The Gurnard's Head Hotel is situated on the B3306 and in the 1960s was noted for a totem pole at the front of the building.

It is not to be confused with the larger village of Treen on the south coast of the Penwith peninsula, less than 10 miles away.

Usage examples of "treen".

Treen was his name, and Treen wore every device and doohickey that Salino did not.

For February, it was a cop even beefier than Treen helping a stranded motorist change a tire.

Finally, it was as narrow as a broomstick and Treen slid it back into its tube and stuck a cap on the end.

Luther got them out the door, nothing said, just the irritating sound of Treen tapping the tube against his leg, like a bored cop with a nightstick looking for a head to bash.

The officers got out and had a word with him, then Treen shooed the kids away and released Luther from the backseat.

Salino said, glancing at Treen, who was driving with white knuckles in a successful attempt to keep his car no more than five feet behind the police car in front of them.

Not that one could call Marianne Treen serious: she was the gayest and most lighthearted of all possible causes of dissension.

There had been nothing remarkable in little Marianne Treen before she went south to boarding-school: in fact Tom could distinctly recall that he and Jack and Harry Denver had thought her a silly creature, with freckles on her nose, and a tiresome way of intruding where girls were not wanted.

Brighton, Mrs Treen had brought her home to Treen Hall, and the neighbourhood had renewed their acquaintance with her at one of the assemblies at High Harrowgate.

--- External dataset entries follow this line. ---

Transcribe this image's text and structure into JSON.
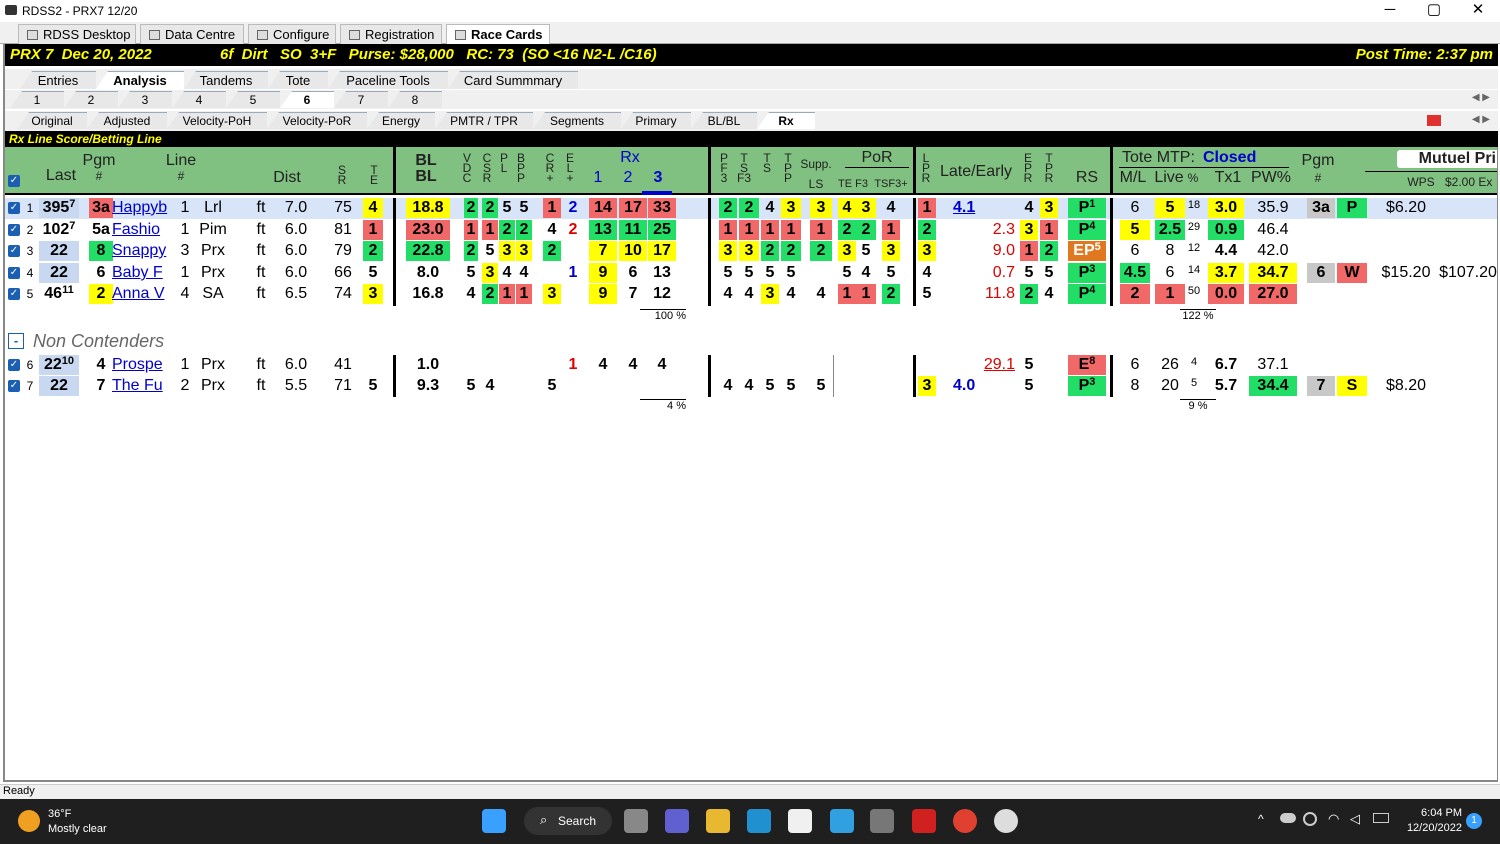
{
  "window": {
    "title": "RDSS2 - PRX7  12/20",
    "min": "─",
    "max": "▢",
    "close": "✕"
  },
  "tabs": [
    "RDSS Desktop",
    "Data Centre",
    "Configure",
    "Registration",
    "Race Cards"
  ],
  "race": {
    "left": "PRX 7  Dec 20, 2022",
    "info": "6f  Dirt   SO  3+F   Purse: $28,000   RC: 73  (SO <16 N2-L /C16)",
    "post": "Post Time: 2:37 pm"
  },
  "subtabs": [
    "Entries",
    "Analysis",
    "Tandems",
    "Tote",
    "Paceline Tools",
    "Card Summmary"
  ],
  "races": [
    "1",
    "2",
    "3",
    "4",
    "5",
    "6",
    "7",
    "8"
  ],
  "viewtabs": [
    "Original",
    "Adjusted",
    "Velocity-PoH",
    "Velocity-PoR",
    "Energy",
    "PMTR / TPR",
    "Segments",
    "Primary",
    "BL/BL",
    "Rx"
  ],
  "section": "Rx Line Score/Betting Line",
  "cols": {
    "pgm": "Pgm",
    "pgmnum": "#",
    "last": "Last",
    "line": "Line",
    "linenum": "#",
    "dist": "Dist",
    "sr": "S\nR",
    "te": "T\nE",
    "blbl": "BL\nBL",
    "vdc": "V\nD\nC",
    "csr": "C\nS\nR",
    "pl": "P\nL",
    "bpp": "B\nP\nP",
    "cr": "C\nR\n+",
    "el": "E\nL\n+",
    "rx": "Rx",
    "rx1": "1",
    "rx2": "2",
    "rx3": "3",
    "pf3": "P\nF\n3",
    "tsf3": "T\nS\nF3",
    "ts": "T\nS",
    "tpp": "T\nP\nP",
    "supp": "Supp.",
    "ls": "LS",
    "por": "PoR",
    "tef3": "TE F3",
    "tsf3p": "TSF3+",
    "lpr": "L\nP\nR",
    "late": "Late/Early",
    "epr": "E\nP\nR",
    "tpr": "T\nP\nR",
    "rs": "RS",
    "tote": "Tote MTP:",
    "closed": "Closed",
    "ml": "M/L",
    "live": "Live",
    "pct": "%",
    "tx1": "Tx1",
    "pw": "PW%",
    "pgm2": "Pgm",
    "pgm2n": "#",
    "mutuel": "Mutuel Pri",
    "wps": "WPS",
    "ex": "$2.00 Ex"
  },
  "noncont": "Non Contenders",
  "noncont_btn": "-",
  "pcts": {
    "rx": "100 %",
    "tote": "122 %",
    "rx_nc": "4 %",
    "tote_nc": "9 %"
  },
  "rows": [
    {
      "n": "1",
      "last": "395",
      "lsup": "7",
      "pgm": "3a",
      "name": "Happyb",
      "ln": "1",
      "trk": "Lrl",
      "sf": "ft",
      "dist": "7.0",
      "sr": "75",
      "te": "4",
      "bl": "18.8",
      "v": "2",
      "cs": "2",
      "pl": "5",
      "bp": "5",
      "cr": "1",
      "el": "2",
      "r1": "14",
      "r2": "17",
      "r3": "33",
      "pf": "2",
      "tsf": "2",
      "ts": "4",
      "tp": "3",
      "ls": "3",
      "te3": "4",
      "ts3": "3",
      "tsp": "4",
      "lpr": "1",
      "late": "4.1",
      "ep": "4",
      "tpr": "3",
      "rs": "P",
      "rsup": "1",
      "ml": "6",
      "live": "5",
      "pc": "18",
      "tx": "3.0",
      "pw": "35.9",
      "p2": "3a",
      "fin": "P",
      "pay": "$6.20",
      "ex": ""
    },
    {
      "n": "2",
      "last": "102",
      "lsup": "7",
      "pgm": "5a",
      "name": "Fashio",
      "ln": "1",
      "trk": "Pim",
      "sf": "ft",
      "dist": "6.0",
      "sr": "81",
      "te": "1",
      "bl": "23.0",
      "v": "1",
      "cs": "1",
      "pl": "2",
      "bp": "2",
      "cr": "4",
      "el": "2",
      "r1": "13",
      "r2": "11",
      "r3": "25",
      "pf": "1",
      "tsf": "1",
      "ts": "1",
      "tp": "1",
      "ls": "1",
      "te3": "2",
      "ts3": "2",
      "tsp": "1",
      "lpr": "2",
      "late": "2.3",
      "ep": "3",
      "tpr": "1",
      "rs": "P",
      "rsup": "4",
      "ml": "5",
      "live": "2.5",
      "pc": "29",
      "tx": "0.9",
      "pw": "46.4",
      "p2": "",
      "fin": "",
      "pay": "",
      "ex": ""
    },
    {
      "n": "3",
      "last": "22",
      "lsup": "",
      "pgm": "8",
      "name": "Snappy",
      "ln": "3",
      "trk": "Prx",
      "sf": "ft",
      "dist": "6.0",
      "sr": "79",
      "te": "2",
      "bl": "22.8",
      "v": "2",
      "cs": "5",
      "pl": "3",
      "bp": "3",
      "cr": "2",
      "el": "",
      "r1": "7",
      "r2": "10",
      "r3": "17",
      "pf": "3",
      "tsf": "3",
      "ts": "2",
      "tp": "2",
      "ls": "2",
      "te3": "3",
      "ts3": "5",
      "tsp": "3",
      "lpr": "3",
      "late": "9.0",
      "ep": "1",
      "tpr": "2",
      "rs": "EP",
      "rsup": "5",
      "ml": "6",
      "live": "8",
      "pc": "12",
      "tx": "4.4",
      "pw": "42.0",
      "p2": "",
      "fin": "",
      "pay": "",
      "ex": ""
    },
    {
      "n": "4",
      "last": "22",
      "lsup": "",
      "pgm": "6",
      "name": "Baby F",
      "ln": "1",
      "trk": "Prx",
      "sf": "ft",
      "dist": "6.0",
      "sr": "66",
      "te": "5",
      "bl": "8.0",
      "v": "5",
      "cs": "3",
      "pl": "4",
      "bp": "4",
      "cr": "",
      "el": "1",
      "r1": "9",
      "r2": "6",
      "r3": "13",
      "pf": "5",
      "tsf": "5",
      "ts": "5",
      "tp": "5",
      "ls": "",
      "te3": "5",
      "ts3": "4",
      "tsp": "5",
      "lpr": "4",
      "late": "0.7",
      "ep": "5",
      "tpr": "5",
      "rs": "P",
      "rsup": "3",
      "ml": "4.5",
      "live": "6",
      "pc": "14",
      "tx": "3.7",
      "pw": "34.7",
      "p2": "6",
      "fin": "W",
      "pay": "$15.20",
      "ex": "$107.20"
    },
    {
      "n": "5",
      "last": "46",
      "lsup": "11",
      "pgm": "2",
      "name": "Anna V",
      "ln": "4",
      "trk": "SA",
      "sf": "ft",
      "dist": "6.5",
      "sr": "74",
      "te": "3",
      "bl": "16.8",
      "v": "4",
      "cs": "2",
      "pl": "1",
      "bp": "1",
      "cr": "3",
      "el": "",
      "r1": "9",
      "r2": "7",
      "r3": "12",
      "pf": "4",
      "tsf": "4",
      "ts": "3",
      "tp": "4",
      "ls": "4",
      "te3": "1",
      "ts3": "1",
      "tsp": "2",
      "lpr": "5",
      "late": "11.8",
      "ep": "2",
      "tpr": "4",
      "rs": "P",
      "rsup": "4",
      "ml": "2",
      "live": "1",
      "pc": "50",
      "tx": "0.0",
      "pw": "27.0",
      "p2": "",
      "fin": "",
      "pay": "",
      "ex": ""
    },
    {
      "n": "6",
      "last": "22",
      "lsup": "10",
      "pgm": "4",
      "name": "Prospe",
      "ln": "1",
      "trk": "Prx",
      "sf": "ft",
      "dist": "6.0",
      "sr": "41",
      "te": "",
      "bl": "1.0",
      "v": "",
      "cs": "",
      "pl": "",
      "bp": "",
      "cr": "",
      "el": "1",
      "r1": "4",
      "r2": "4",
      "r3": "4",
      "pf": "",
      "tsf": "",
      "ts": "",
      "tp": "",
      "ls": "",
      "te3": "",
      "ts3": "",
      "tsp": "",
      "lpr": "",
      "late": "29.1",
      "ep": "5",
      "tpr": "",
      "rs": "E",
      "rsup": "8",
      "ml": "6",
      "live": "26",
      "pc": "4",
      "tx": "6.7",
      "pw": "37.1",
      "p2": "",
      "fin": "",
      "pay": "",
      "ex": ""
    },
    {
      "n": "7",
      "last": "22",
      "lsup": "",
      "pgm": "7",
      "name": "The Fu",
      "ln": "2",
      "trk": "Prx",
      "sf": "ft",
      "dist": "5.5",
      "sr": "71",
      "te": "5",
      "bl": "9.3",
      "v": "5",
      "cs": "4",
      "pl": "",
      "bp": "",
      "cr": "5",
      "el": "",
      "r1": "",
      "r2": "",
      "r3": "",
      "pf": "4",
      "tsf": "4",
      "ts": "5",
      "tp": "5",
      "ls": "5",
      "te3": "",
      "ts3": "",
      "tsp": "",
      "lpr": "3",
      "late": "4.0",
      "ep": "5",
      "tpr": "",
      "rs": "P",
      "rsup": "3",
      "ml": "8",
      "live": "20",
      "pc": "5",
      "tx": "5.7",
      "pw": "34.4",
      "p2": "7",
      "fin": "S",
      "pay": "$8.20",
      "ex": ""
    }
  ],
  "status": "Ready",
  "taskbar": {
    "temp": "36°F",
    "weather": "Mostly clear",
    "search": "Search",
    "time": "6:04 PM",
    "date": "12/20/2022",
    "notif": "1"
  }
}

He had slipped away from Treen Hall, and had driven himself home by the light of a full moon.

Marianne Treen would have been a grand jest if it had not been so tragic.

Of the enamoured wind among the treen, Whispering unimaginable things, And dying on the streams of dew serene, Which feed the unmown meads with ever-during green.

In the borough most kitchenware was of wood or cast iron, with other metals generally to mend splits in the treen, wooden, dishes.

How deadly like this sky, these fields, these treen, To trappings of the tomb!

Of the enamoured wind among the treen, Whispering unimaginable things, And dying on the streams of dew serene, Which feed the unmown meads with ever-during green.